Available data:
•••••
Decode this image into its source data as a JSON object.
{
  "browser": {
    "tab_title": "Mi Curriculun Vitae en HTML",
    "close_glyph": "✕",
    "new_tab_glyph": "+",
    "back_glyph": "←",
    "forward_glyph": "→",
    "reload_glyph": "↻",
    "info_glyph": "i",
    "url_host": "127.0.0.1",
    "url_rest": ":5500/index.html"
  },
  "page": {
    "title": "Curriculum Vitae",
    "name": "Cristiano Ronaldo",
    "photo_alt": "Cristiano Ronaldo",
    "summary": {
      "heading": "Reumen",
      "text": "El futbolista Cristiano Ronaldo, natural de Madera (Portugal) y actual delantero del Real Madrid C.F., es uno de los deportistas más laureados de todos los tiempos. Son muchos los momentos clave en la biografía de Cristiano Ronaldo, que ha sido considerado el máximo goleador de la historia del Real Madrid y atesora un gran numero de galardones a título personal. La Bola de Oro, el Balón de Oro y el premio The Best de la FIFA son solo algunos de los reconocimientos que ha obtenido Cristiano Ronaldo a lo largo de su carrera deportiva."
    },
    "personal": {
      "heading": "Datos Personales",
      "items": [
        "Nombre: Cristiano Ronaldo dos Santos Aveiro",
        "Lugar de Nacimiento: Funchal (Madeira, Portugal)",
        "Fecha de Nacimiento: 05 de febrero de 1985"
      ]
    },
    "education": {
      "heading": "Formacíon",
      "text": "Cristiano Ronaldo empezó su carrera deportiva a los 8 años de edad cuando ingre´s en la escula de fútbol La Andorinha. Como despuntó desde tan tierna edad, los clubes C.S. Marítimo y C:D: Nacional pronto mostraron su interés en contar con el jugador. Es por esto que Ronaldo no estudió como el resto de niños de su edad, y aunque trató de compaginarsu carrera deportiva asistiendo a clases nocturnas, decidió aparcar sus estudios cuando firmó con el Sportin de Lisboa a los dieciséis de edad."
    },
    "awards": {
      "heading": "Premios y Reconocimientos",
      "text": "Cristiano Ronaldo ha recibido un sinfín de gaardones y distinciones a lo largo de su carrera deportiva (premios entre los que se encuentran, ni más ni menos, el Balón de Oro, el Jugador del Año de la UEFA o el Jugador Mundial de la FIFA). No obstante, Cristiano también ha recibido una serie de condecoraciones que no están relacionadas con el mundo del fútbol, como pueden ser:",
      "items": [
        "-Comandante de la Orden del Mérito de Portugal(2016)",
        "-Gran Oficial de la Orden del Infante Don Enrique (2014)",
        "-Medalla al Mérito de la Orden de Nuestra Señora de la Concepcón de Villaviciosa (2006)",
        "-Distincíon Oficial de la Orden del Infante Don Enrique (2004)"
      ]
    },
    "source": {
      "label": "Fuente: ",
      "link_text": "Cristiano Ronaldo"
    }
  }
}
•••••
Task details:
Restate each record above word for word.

Exercise output:
Decode this image into its source data as a JSON object.
{
  "browser": {
    "tab_title": "Mi Curriculun Vitae en HTML",
    "close_glyph": "✕",
    "new_tab_glyph": "+",
    "back_glyph": "←",
    "forward_glyph": "→",
    "reload_glyph": "↻",
    "info_glyph": "i",
    "url_host": "127.0.0.1",
    "url_rest": ":5500/index.html"
  },
  "page": {
    "title": "Curriculum Vitae",
    "name": "Cristiano Ronaldo",
    "photo_alt": "Cristiano Ronaldo",
    "summary": {
      "heading": "Reumen",
      "text": "El futbolista Cristiano Ronaldo, natural de Madera (Portugal) y actual delantero del Real Madrid C.F., es uno de los deportistas más laureados de todos los tiempos. Son muchos los momentos clave en la biografía de Cristiano Ronaldo, que ha sido considerado el máximo goleador de la historia del Real Madrid y atesora un gran numero de galardones a título personal. La Bola de Oro, el Balón de Oro y el premio The Best de la FIFA son solo algunos de los reconocimientos que ha obtenido Cristiano Ronaldo a lo largo de su carrera deportiva."
    },
    "personal": {
      "heading": "Datos Personales",
      "items": [
        "Nombre: Cristiano Ronaldo dos Santos Aveiro",
        "Lugar de Nacimiento: Funchal (Madeira, Portugal)",
        "Fecha de Nacimiento: 05 de febrero de 1985"
      ]
    },
    "education": {
      "heading": "Formacíon",
      "text": "Cristiano Ronaldo empezó su carrera deportiva a los 8 años de edad cuando ingre´s en la escula de fútbol La Andorinha. Como despuntó desde tan tierna edad, los clubes C.S. Marítimo y C:D: Nacional pronto mostraron su interés en contar con el jugador. Es por esto que Ronaldo no estudió como el resto de niños de su edad, y aunque trató de compaginarsu carrera deportiva asistiendo a clases nocturnas, decidió aparcar sus estudios cuando firmó con el Sportin de Lisboa a los dieciséis de edad."
    },
    "awards": {
      "heading": "Premios y Reconocimientos",
      "text": "Cristiano Ronaldo ha recibido un sinfín de gaardones y distinciones a lo largo de su carrera deportiva (premios entre los que se encuentran, ni más ni menos, el Balón de Oro, el Jugador del Año de la UEFA o el Jugador Mundial de la FIFA). No obstante, Cristiano también ha recibido una serie de condecoraciones que no están relacionadas con el mundo del fútbol, como pueden ser:",
      "items": [
        "-Comandante de la Orden del Mérito de Portugal(2016)",
        "-Gran Oficial de la Orden del Infante Don Enrique (2014)",
        "-Medalla al Mérito de la Orden de Nuestra Señora de la Concepcón de Villaviciosa (2006)",
        "-Distincíon Oficial de la Orden del Infante Don Enrique (2004)"
      ]
    },
    "source": {
      "label": "Fuente: ",
      "link_text": "Cristiano Ronaldo"
    }
  }
}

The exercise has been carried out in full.